Setting a rare example, Atiur Rahman stepped down as Bangladesh Bank governor yesterday amid strong criticism over his handling of the $101 million cyber theft.
Following huge pressure from the government, Atiur tendered his resignation to Prime Minister Sheikh Hasina in the morning.
“It's a bold decision. It will remain a rare example of moral strength and courage,” the PM said in her reaction.
The events that followed Atiur's resignation shook the regulators in the financial sector. Within hours, six other central bank officials found their jobs on the line, as the government expanded its mission to clean up the mess.
Meanwhile at the finance ministry, Banking Secretary M Aslam Alam lost his portfolio and
was made an officer on special duty (OSD).
The government also decided to cancel the contracts of two BB deputy governors --Md Abul Quasem and Nazneen Sultana -- for their failure to prevent the cyber theft from the BB account with the New York Federal Reserve Bank.
A finance ministry official said the ministry would soon ask the BB to remove its two executive directors and two general managers.
But the names of the central bank officials couldn't be known immediately.
Asked about the decision to remove the four BB officials, Finance Minister AMA Muhith told reporters that he was unaware of it.
But he confirmed that the contracts of the two deputy governors would be terminated.
Deputy Governor Nazneen, however, was not working at the central bank when the cyber heist took place. Her stint as deputy governor ended on January 20, and she was reappointed for the second term on February 8.
Asked why Aslam was made an OSD, Muhith didn't mention any reasons.
“Now, he [Aslam] is going to another ministry,” said the minister at the National Economic Council after a meeting with the representatives from different NGOs on the upcoming budget.
A number of finance ministry officials said Aslam was made an OSD as the government thinks he had failed to discharge his duties properly.

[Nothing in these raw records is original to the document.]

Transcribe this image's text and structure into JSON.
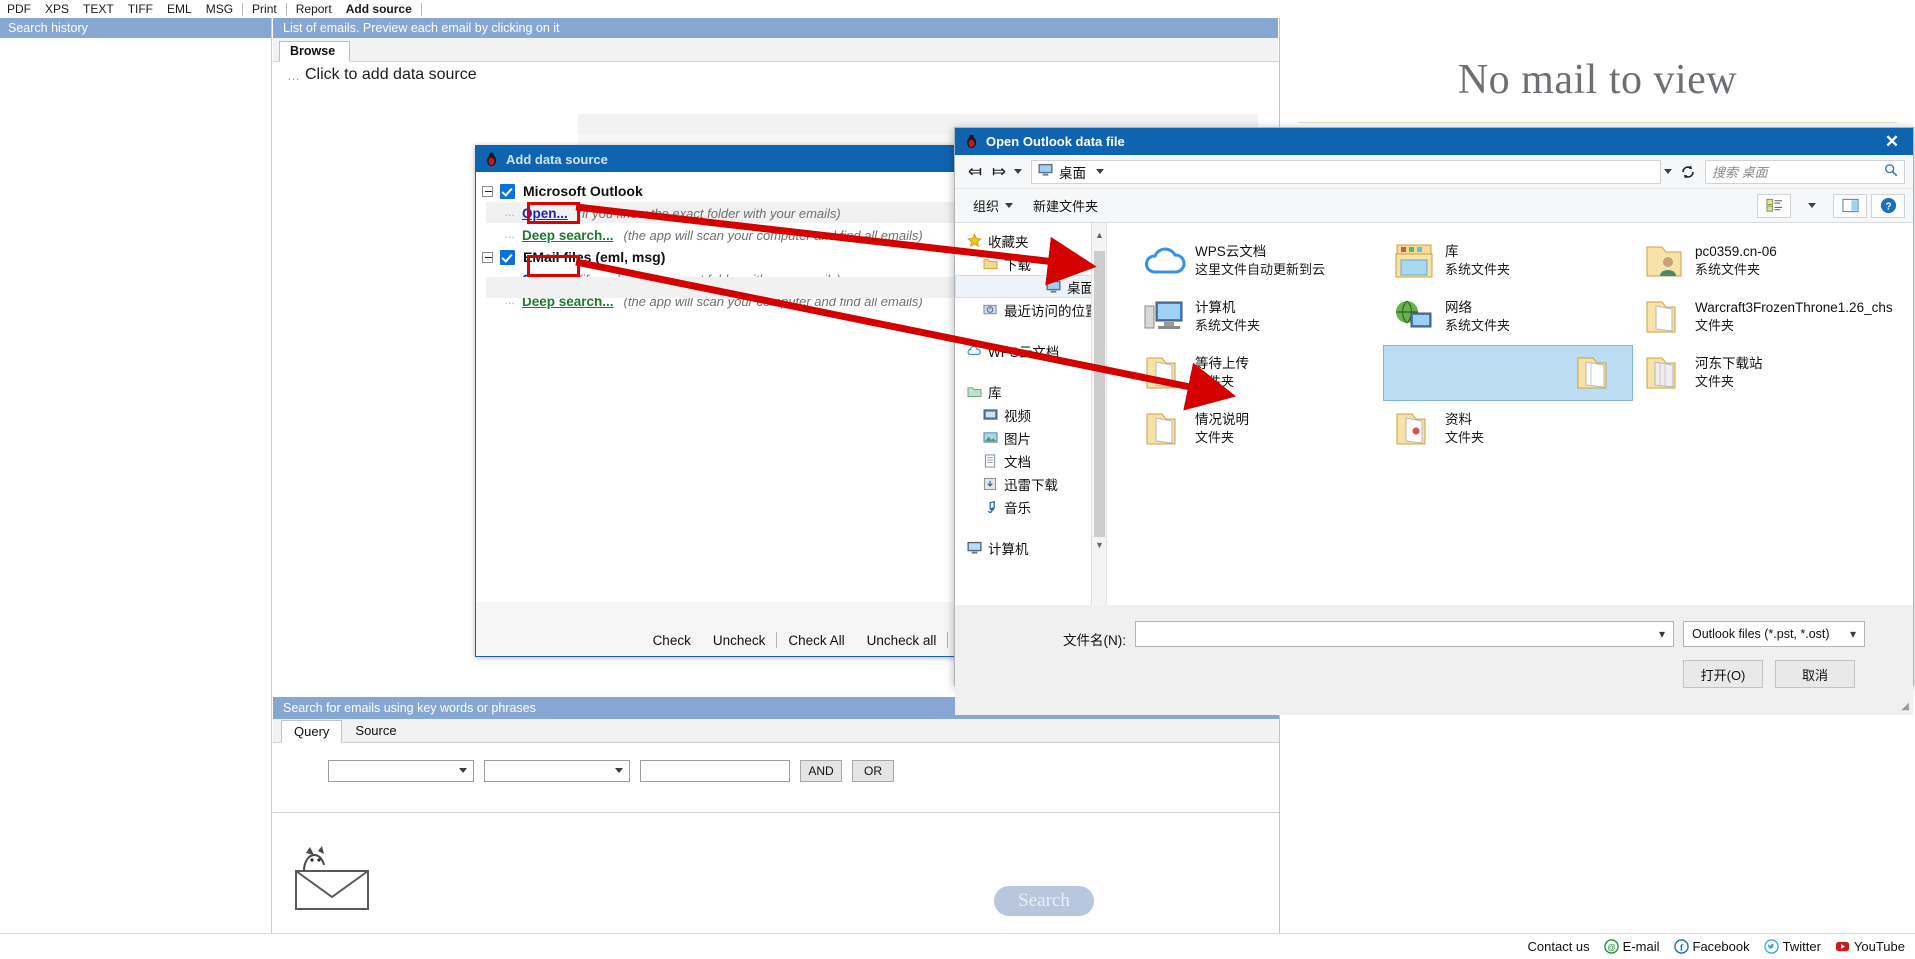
{
  "topmenu": {
    "items": [
      "PDF",
      "XPS",
      "TEXT",
      "TIFF",
      "EML",
      "MSG",
      "Print",
      "Report",
      "Add source"
    ],
    "active": "Add source"
  },
  "left_pane": {
    "header": "Search history"
  },
  "center": {
    "header": "List of emails. Preview each email by clicking on it",
    "browse_tab": "Browse",
    "tree_root": "Click to add data source",
    "dash": "…"
  },
  "right_pane": {
    "no_mail": "No mail to view"
  },
  "add_data_source": {
    "title": "Add data source",
    "nodes": [
      {
        "label": "Microsoft Outlook",
        "open_link": "Open...",
        "open_hint": "(if you know the exact folder with your emails)",
        "deep_link": "Deep search...",
        "deep_hint": "(the app will scan your computer and find all emails)"
      },
      {
        "label": "EMail files (eml, msg)",
        "open_link": "Open...",
        "open_hint": "(if you know the exact folder with your emails)",
        "deep_link": "Deep search...",
        "deep_hint": "(the app will scan your computer and find all emails)"
      }
    ],
    "check_bar": [
      "Check",
      "Uncheck",
      "Check All",
      "Uncheck all"
    ]
  },
  "search_panel": {
    "header": "Search for emails using key words or phrases",
    "tabs": [
      "Query",
      "Source"
    ],
    "active_tab": "Query",
    "field_value": "",
    "operator_value": "",
    "keyword_value": "",
    "and_label": "AND",
    "or_label": "OR",
    "search_button": "Search"
  },
  "footer": {
    "contact": "Contact us",
    "links": [
      {
        "label": "E-mail",
        "icon": "email-icon"
      },
      {
        "label": "Facebook",
        "icon": "facebook-icon"
      },
      {
        "label": "Twitter",
        "icon": "twitter-icon"
      },
      {
        "label": "YouTube",
        "icon": "youtube-icon"
      }
    ]
  },
  "file_dialog": {
    "title": "Open Outlook data file",
    "close": "✕",
    "breadcrumb": "桌面",
    "search_placeholder": "搜索 桌面",
    "toolbar": {
      "organize": "组织",
      "new_folder": "新建文件夹"
    },
    "sidebar": [
      {
        "label": "收藏夹",
        "icon": "star-icon",
        "level": 0,
        "selected": false
      },
      {
        "label": "下载",
        "icon": "folder-icon",
        "level": 1,
        "selected": false
      },
      {
        "label": "桌面",
        "icon": "desktop-icon",
        "level": 1,
        "selected": true
      },
      {
        "label": "最近访问的位置",
        "icon": "recent-icon",
        "level": 1,
        "selected": false
      },
      {
        "label": "WPS云文档",
        "icon": "cloud-icon",
        "level": 0,
        "selected": false
      },
      {
        "label": "库",
        "icon": "library-icon",
        "level": 0,
        "selected": false
      },
      {
        "label": "视频",
        "icon": "video-icon",
        "level": 1,
        "selected": false
      },
      {
        "label": "图片",
        "icon": "picture-icon",
        "level": 1,
        "selected": false
      },
      {
        "label": "文档",
        "icon": "document-icon",
        "level": 1,
        "selected": false
      },
      {
        "label": "迅雷下载",
        "icon": "download-icon",
        "level": 1,
        "selected": false
      },
      {
        "label": "音乐",
        "icon": "music-icon",
        "level": 1,
        "selected": false
      },
      {
        "label": "计算机",
        "icon": "computer-icon",
        "level": 0,
        "selected": false
      }
    ],
    "files": [
      {
        "name": "WPS云文档",
        "type": "这里文件自动更新到云",
        "icon": "cloud-icon",
        "selected": false
      },
      {
        "name": "库",
        "type": "系统文件夹",
        "icon": "library-folder-icon",
        "selected": false
      },
      {
        "name": "pc0359.cn-06",
        "type": "系统文件夹",
        "icon": "user-folder-icon",
        "selected": false
      },
      {
        "name": "计算机",
        "type": "系统文件夹",
        "icon": "computer-icon",
        "selected": false
      },
      {
        "name": "网络",
        "type": "系统文件夹",
        "icon": "network-icon",
        "selected": false
      },
      {
        "name": "Warcraft3FrozenThrone1.26_chs",
        "type": "文件夹",
        "icon": "folder-icon",
        "selected": false
      },
      {
        "name": "等待上传",
        "type": "文件夹",
        "icon": "folder-icon",
        "selected": false
      },
      {
        "name": "",
        "type": "",
        "icon": "folder-icon",
        "selected": true
      },
      {
        "name": "河东下载站",
        "type": "文件夹",
        "icon": "folder-icon",
        "selected": false
      },
      {
        "name": "情况说明",
        "type": "文件夹",
        "icon": "folder-icon",
        "selected": false
      },
      {
        "name": "资料",
        "type": "文件夹",
        "icon": "folder-icon",
        "selected": false
      }
    ],
    "filename_label": "文件名(N):",
    "filename_value": "",
    "filter_value": "Outlook files (*.pst, *.ost)",
    "open_button": "打开(O)",
    "cancel_button": "取消"
  },
  "colors": {
    "titlebar_blue": "#0f64b0",
    "header_blue": "#86a7d4",
    "annotation_red": "#d40000",
    "link_blue": "#1d23c4",
    "link_green": "#1f7a2e",
    "selection_blue": "#bcdcf4"
  }
}
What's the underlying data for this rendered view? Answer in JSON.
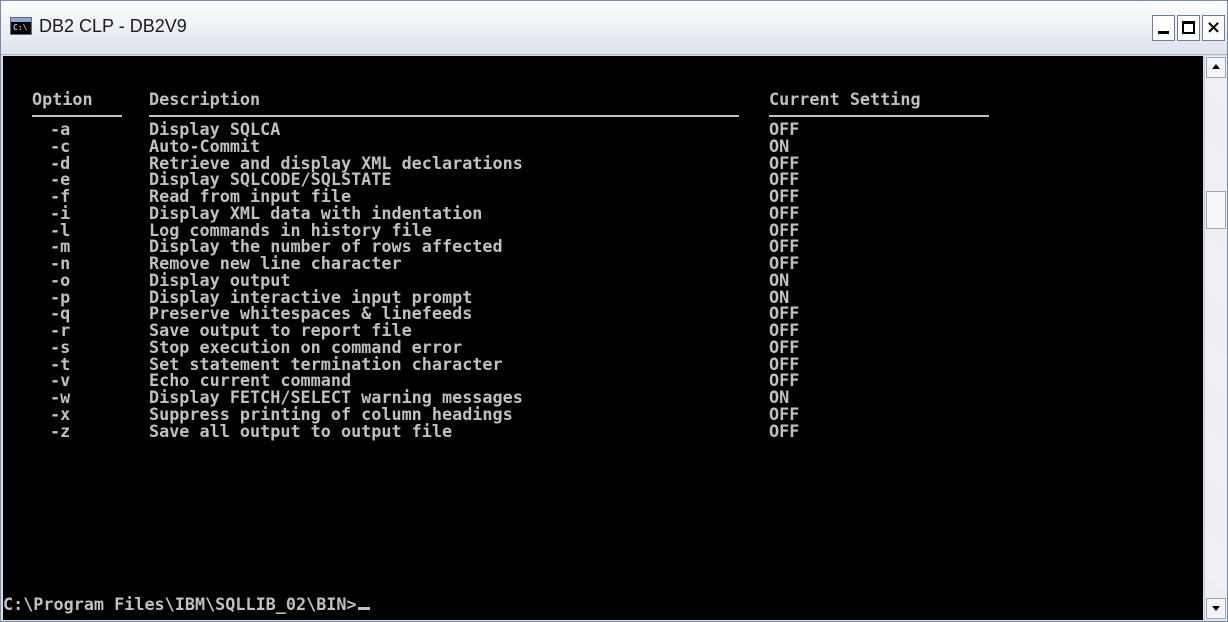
{
  "window": {
    "title": "DB2 CLP - DB2V9",
    "icon": "console-icon",
    "icon_text": "C:\\"
  },
  "table": {
    "headers": {
      "option": "Option",
      "description": "Description",
      "setting": "Current Setting"
    },
    "rows": [
      {
        "option": "-a",
        "description": "Display SQLCA",
        "setting": "OFF"
      },
      {
        "option": "-c",
        "description": "Auto-Commit",
        "setting": "ON"
      },
      {
        "option": "-d",
        "description": "Retrieve and display XML declarations",
        "setting": "OFF"
      },
      {
        "option": "-e",
        "description": "Display SQLCODE/SQLSTATE",
        "setting": "OFF"
      },
      {
        "option": "-f",
        "description": "Read from input file",
        "setting": "OFF"
      },
      {
        "option": "-i",
        "description": "Display XML data with indentation",
        "setting": "OFF"
      },
      {
        "option": "-l",
        "description": "Log commands in history file",
        "setting": "OFF"
      },
      {
        "option": "-m",
        "description": "Display the number of rows affected",
        "setting": "OFF"
      },
      {
        "option": "-n",
        "description": "Remove new line character",
        "setting": "OFF"
      },
      {
        "option": "-o",
        "description": "Display output",
        "setting": "ON"
      },
      {
        "option": "-p",
        "description": "Display interactive input prompt",
        "setting": "ON"
      },
      {
        "option": "-q",
        "description": "Preserve whitespaces & linefeeds",
        "setting": "OFF"
      },
      {
        "option": "-r",
        "description": "Save output to report file",
        "setting": "OFF"
      },
      {
        "option": "-s",
        "description": "Stop execution on command error",
        "setting": "OFF"
      },
      {
        "option": "-t",
        "description": "Set statement termination character",
        "setting": "OFF"
      },
      {
        "option": "-v",
        "description": "Echo current command",
        "setting": "OFF"
      },
      {
        "option": "-w",
        "description": "Display FETCH/SELECT warning messages",
        "setting": "ON"
      },
      {
        "option": "-x",
        "description": "Suppress printing of column headings",
        "setting": "OFF"
      },
      {
        "option": "-z",
        "description": "Save all output to output file",
        "setting": "OFF"
      }
    ]
  },
  "prompt": "C:\\Program Files\\IBM\\SQLLIB_02\\BIN>",
  "colors": {
    "console_bg": "#000000",
    "console_text": "#c0c0c0"
  }
}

Earlier in the day, Atiur desperately sought an appointment with Hasina and waited hours for a response from the Prime Minister's Office. “I am waiting for her [Hasina] call,” he told a reporter.
But the call never came and Atiur made the final decision -- “to leave with dignity”. He broke the news to a small group of reporters at his official residence in Gulshan and the story spread far and wide.
At the other end, Muhith, who openly criticised Atiur for the “incompetent handling” of the cyber heist, scheduled a press conference apparently to announce the governor's resignation plan.
But his plan did not get through as Atiur drove straight to the PMO to turn in his resignation letter to Hasina. In doing so, he bypassed Muhith. The press conference by Muhith was not held.
Atiur said he wanted to submit the resignation letter to the PM in person and brief her about the entire situation.
On Monday night, Atiur met Muhith at the latter's official residence on Mintoo Road in the capital. Muhith told Atiur to resign without any delay, and that he didn't need to wait to meet the PM, said sources at the finance ministry and the BB.
The premier accepted Atiur's resignation, and lauded his decision as a rare example of courage and honesty, according to state-run BSS.
During Atiur's stint as governor, the BB's reserves rose to a record high and the banking services expanded, noted the PM.
She said action would be taken against the BB officials responsible for the heist.
Atiur didn't talk to the media after coming out of the PMO in the morning.
Later in the afternoon, he spoke to reporters at his official residence in Gulshan.
Atiur said he opted to quit out of moral responsibility. “I did not want the country and the prime minister to face any image crisis.”
He said he is not a “technical” person and was “puzzled" by the theft.
Atiur said the BB took some time to understand the situation. “But more importantly, I tried to save what was left in the reserves and prevent any further damage.”
He demanded trial of the culprits -- both locals and foreigners -- following investigations.
Atiur drew flak from government high-ups and a number of ruling party leaders for keeping the government in the dark about the cyber theft.
The government decided to make changes in the top BB management for two reasons: the central bank's failure to inform the government immediately (the PM was informed about it on March 1 and Muhith on March 8), and for the sake of a fair probe, said finance ministry sources.
“Bangladesh Bank had the audacity not to inform me,” Muhith said in a public show of anger on Monday.
Countering the criticism, Atiur said: “If I am at fault, they can take action against me, against Bangladesh Bank. But they cannot insult me in public.”
The government thinks that the heist took place because of management failure in the payment system and the IT department.
The government has formed a three-member committee, headed by former BB governor Mohammed Farashuddin, to probe the cyber theft.
If the just-formed committee and the new BB management recommend taking action against any BB official, the government would act accordingly, they said.
Meanwhile, the BB filed a case over the cyber heist, accusing several unknown persons.
Zubair Bin Huda, joint director of BB's accounts and budgeting department, lodged the lawsuit with Motijheel Police Station under the Money Laundering Prevention Act and the ICT Act.